My goals for jumps, hoops, frames, braces, tires, and all other fitness or agility equipment is that they are re-usuable, re-purposeable, and safe as possible. I don’t like to use glue, because it makes re-purposing the PVC very difficult. Most PVC is available at big box stores, but it is harder to find furniture grade PVC — I buy this either from Amazon or Home Depot on-line. I haven’t found it available anywhere locally, though I don’t live n a major city. Furniture grade has some shape and color options that PVC for plumbing doesn’t, but provided one is careful to select schedule 40, the two types are inter-changeable and can be used together in the same project.

Schedule 40 refers to the thickness of the pipe-wall. The higher the number, the thicker the wall of the the pipe. On occasion, schedule 20 will be used for weave poles or even tire jumps, but after experimenting with both, I avoid schedule 20, and always work with schedule 40. The tools I use and recommend are:

PVC cutter (ratcheting)

sharpie or pencil for marking pipe

tape measure

Yes, it is a short list of equipment needed. PVC can also be cut with a wood saw, but will sprinkle little pieces of PVC everywhere, so be sure to cut in a place you can sweep up.

The basic frames I make work well for both inflatable peanuts and for tunnels (in lieu of sandbags).

There are two sizes to make — small (for smaller peanuts or smaller tunnels), and large (for larger peanuts and standard-sized tunnels)

the large is 16″ x 21″ (cut two pieces of pipe to 14″ and two to 19″), with  6″ stanchions (cut the pipe to 5.5″). 18670751_10213516803860825_7565845921038786825_n

 

the small is 14 x 16 (cut two pieces of pipe to 12″ and two to 14″), also with 6″ stanchions (cut the pipe to 5.5″). 20170610_191829

 

The corner pieces I use are 1″ x 1″ x 1/2″. 1 x 1 x 1 would work just as well, but I like that the 1/2″ portion is threaded on these. It doesn’t really matter. If you want to do it exactly how I do, the hardware needed to make the corner work looks like this:

 

The larger of the two works very well as a tunnel brace as well. 20170610_194852

 

This heavy duty style frame incorporates the furniture-grade 5-way connector piece for the corners, to allow the extenders for extra bracing, and the taller, thicker stanchions. I make these only for the peanuts that tend to wobble their frame — the very largest ones, especially when we are doing silly dog tricks on it. 18698208_10213510218136186_970440303644156371_n

 

If the frame is a little too big for the peanut, putting Ts on top of the stanchions allows one to turn them inward and hold the peanut tighter, as with the blue peanut in this picture. 18670902_1364252093640161_2712141819639368527_n

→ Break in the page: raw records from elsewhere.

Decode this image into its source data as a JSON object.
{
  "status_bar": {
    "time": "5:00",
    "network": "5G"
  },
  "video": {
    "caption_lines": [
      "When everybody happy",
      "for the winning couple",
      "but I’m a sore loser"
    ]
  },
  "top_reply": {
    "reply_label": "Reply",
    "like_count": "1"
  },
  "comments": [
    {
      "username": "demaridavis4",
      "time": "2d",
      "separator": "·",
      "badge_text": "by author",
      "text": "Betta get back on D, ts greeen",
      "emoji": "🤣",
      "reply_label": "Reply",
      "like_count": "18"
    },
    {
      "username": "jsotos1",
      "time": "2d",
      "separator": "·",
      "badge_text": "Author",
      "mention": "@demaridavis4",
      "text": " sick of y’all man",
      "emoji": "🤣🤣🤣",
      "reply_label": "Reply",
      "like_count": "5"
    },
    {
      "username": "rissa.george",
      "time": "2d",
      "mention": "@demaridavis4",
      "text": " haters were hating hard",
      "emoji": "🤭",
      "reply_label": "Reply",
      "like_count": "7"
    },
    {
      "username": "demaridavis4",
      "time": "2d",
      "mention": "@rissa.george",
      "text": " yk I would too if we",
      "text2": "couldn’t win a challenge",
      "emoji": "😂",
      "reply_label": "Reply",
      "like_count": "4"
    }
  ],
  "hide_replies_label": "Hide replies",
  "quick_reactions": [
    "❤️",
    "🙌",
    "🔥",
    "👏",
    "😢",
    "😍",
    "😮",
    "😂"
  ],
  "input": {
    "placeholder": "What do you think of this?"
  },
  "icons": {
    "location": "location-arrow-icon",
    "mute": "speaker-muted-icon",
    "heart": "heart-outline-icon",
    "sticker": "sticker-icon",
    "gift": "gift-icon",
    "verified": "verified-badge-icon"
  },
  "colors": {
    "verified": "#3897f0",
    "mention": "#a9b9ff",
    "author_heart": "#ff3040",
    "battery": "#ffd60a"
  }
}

The first couple PVC projects I worked on turned out a bit… rough… but with a little practice, and a little creativity, you can create all kinds of stuff. The most important things are to be safe, and have fun!

18740224_1364251900306847_5638241150254542765_n

18765860_1368386319893405_8585947152860137096_n

 

Amazing puppy!

 

Hilarious Lab!

 

2 thoughts on “PVC frames and braces for dog obstacles

    1. Hi Diane, I actually dont have the ability.to remove you — butnyou can remove yourself by selecting ‘unsubscribe’

      I dont have a mailing list. If you are are receiving notices, it must be that someone subscribed to receive them
      Sorry for any hassle or trouble!

Leave a Reply

Fill in your details below or click an icon to log in:

WordPress.com Logo

You are commenting using your WordPress.com account. Log Out / Change )

Twitter picture

You are commenting using your Twitter account. Log Out / Change )

Facebook photo

You are commenting using your Facebook account. Log Out / Change )

Google+ photo

You are commenting using your Google+ account. Log Out / Change )

Connecting to %s